The entire event was threatened by showers late Friday and early Saturday, but despite a slightly muddy field, nearly 200 people turned out, huddled closely on a muggy afternoon, while a photographer flew above in a helicopter.

Numbers weren’t uniform; there were too many reds and too few purples; but the effect was one of a flag waving in the breeze.

In order to do the shoot, members faced each other before bending forward to allow the broad field of their shirts to form the colors. Directly across from me stood Elke Kennedy, a resident of Greenville in the Upstate. Elke and her husband established SeansLastWish.org, raising awareness of anti-gay violence, after their gay son was beaten to death and his killer spent less than a year in jail.
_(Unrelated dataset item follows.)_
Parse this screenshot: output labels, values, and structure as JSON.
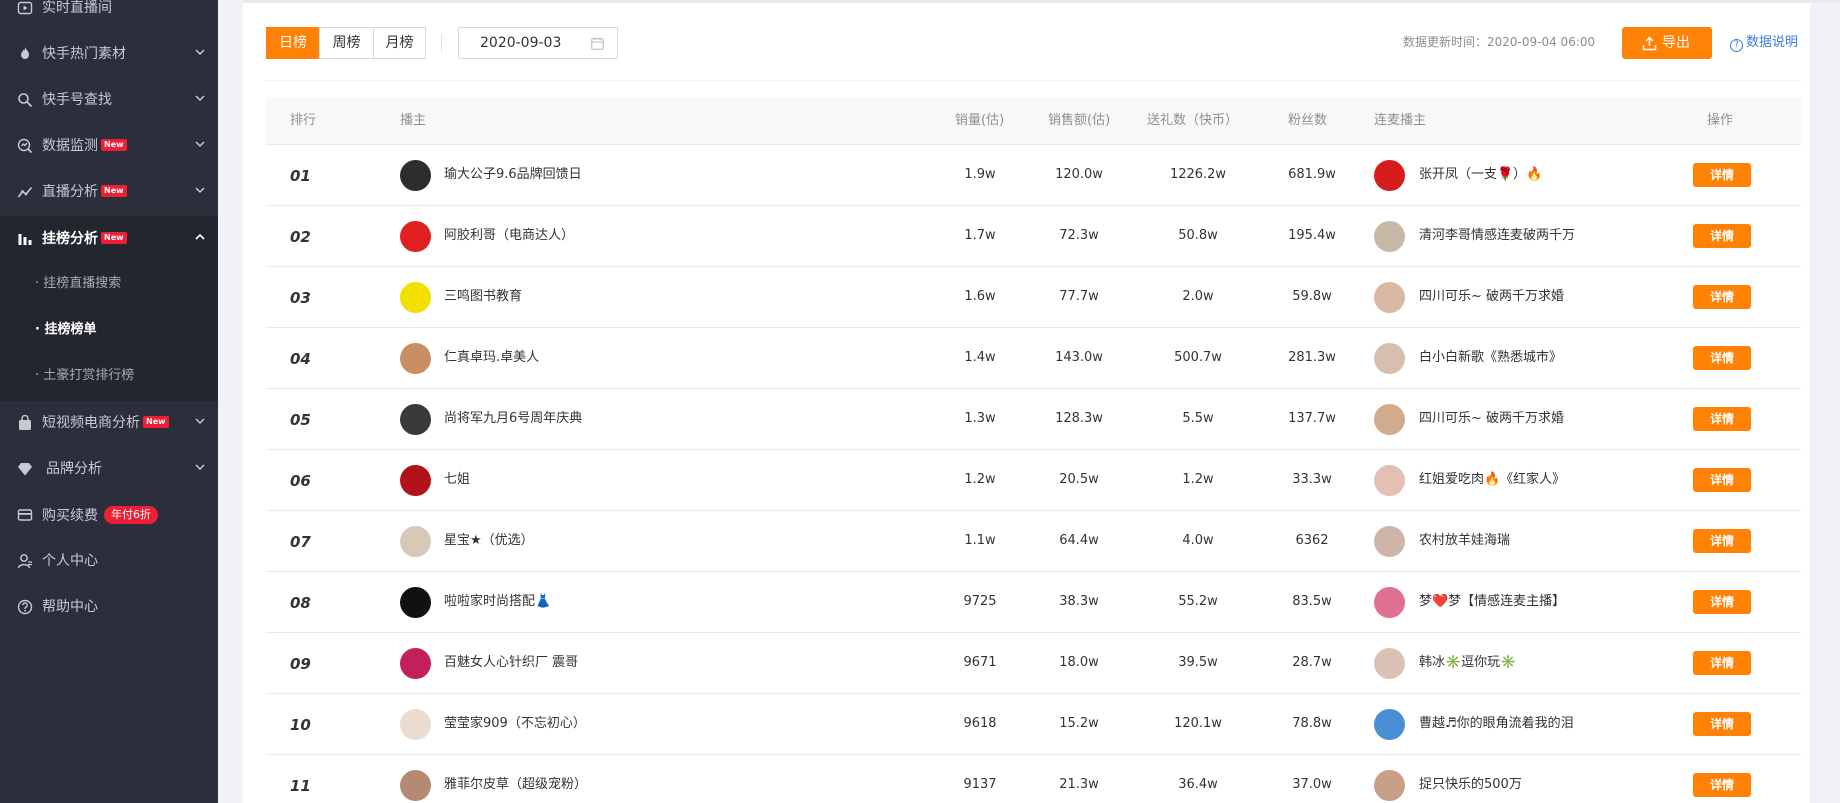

Elke spoke at a rally following the photoshoot, and dozens in attendance listened to her recount her  son’s harrowing attack and death before two drag queens performed and a DJ spun dance hits. People started to file out after a while, off to the beach, or the clubs, or even the boardwalk, where the Texas Star-like Skywheel gives great views of the beach … and sits next door to the campily named souvenir shop the Gay Dolphin.

The latter was always may favorite place when I was growing up; you’d think my parents would have caught on sooner.

Click here for additional photos.

This article appeared in the Dallas Voice print edition August 26, 2011.

—  Michael Stephens

DADT Action: GetEQUAL Delivers Signed Combat Boots To Sen. Jim Webb (D-VA)

AmericaBlog reports:

Senator Jim Webb (D-VA) voted against the compromise DADT amendment in the Senate Armed Services Committee on May 27th. He’s getting a visit from GetEQUAL today, which you can follow on GetEQUAL’s Facebook page and via Twitter.the 2006 campaign, Webb wore the combat boots of his son who was serving in Iraq. Servicemembers will be leaving their combat boots for Webb, which is a powerful symbol. During the 2006 campaign, Webb wore the combat boots of his son who was serving in Iraq.

Joe Sudbay notes that the following Senators are uncommitted to breaking a possible GOP filibuster:

–Susan Collins (R-ME)
–Olympia Snowe (R-ME)
–Mark Pryor (D-Ark.)
–Richard Lugar (R-IN)
–Judd Gregg (R-NH)
–Jim Webb (D-VA)
–George Voinovich (R-OH)

Have you called your Senators today? The vote is scheduled for Tuesday at 2:30pm.

Joe. My. God.

—  John Wright

Mass. DA Candidate Signed Antigay Petition

Michael Cahillane, a district attorney candidate in Massachusetts’s
Northwestern District, said he regrets signing a 2005 petition to ban
marriage equality in the first U.S. state to legalize marriage for gay
and lesbian couples.
Daily News

—  John Wright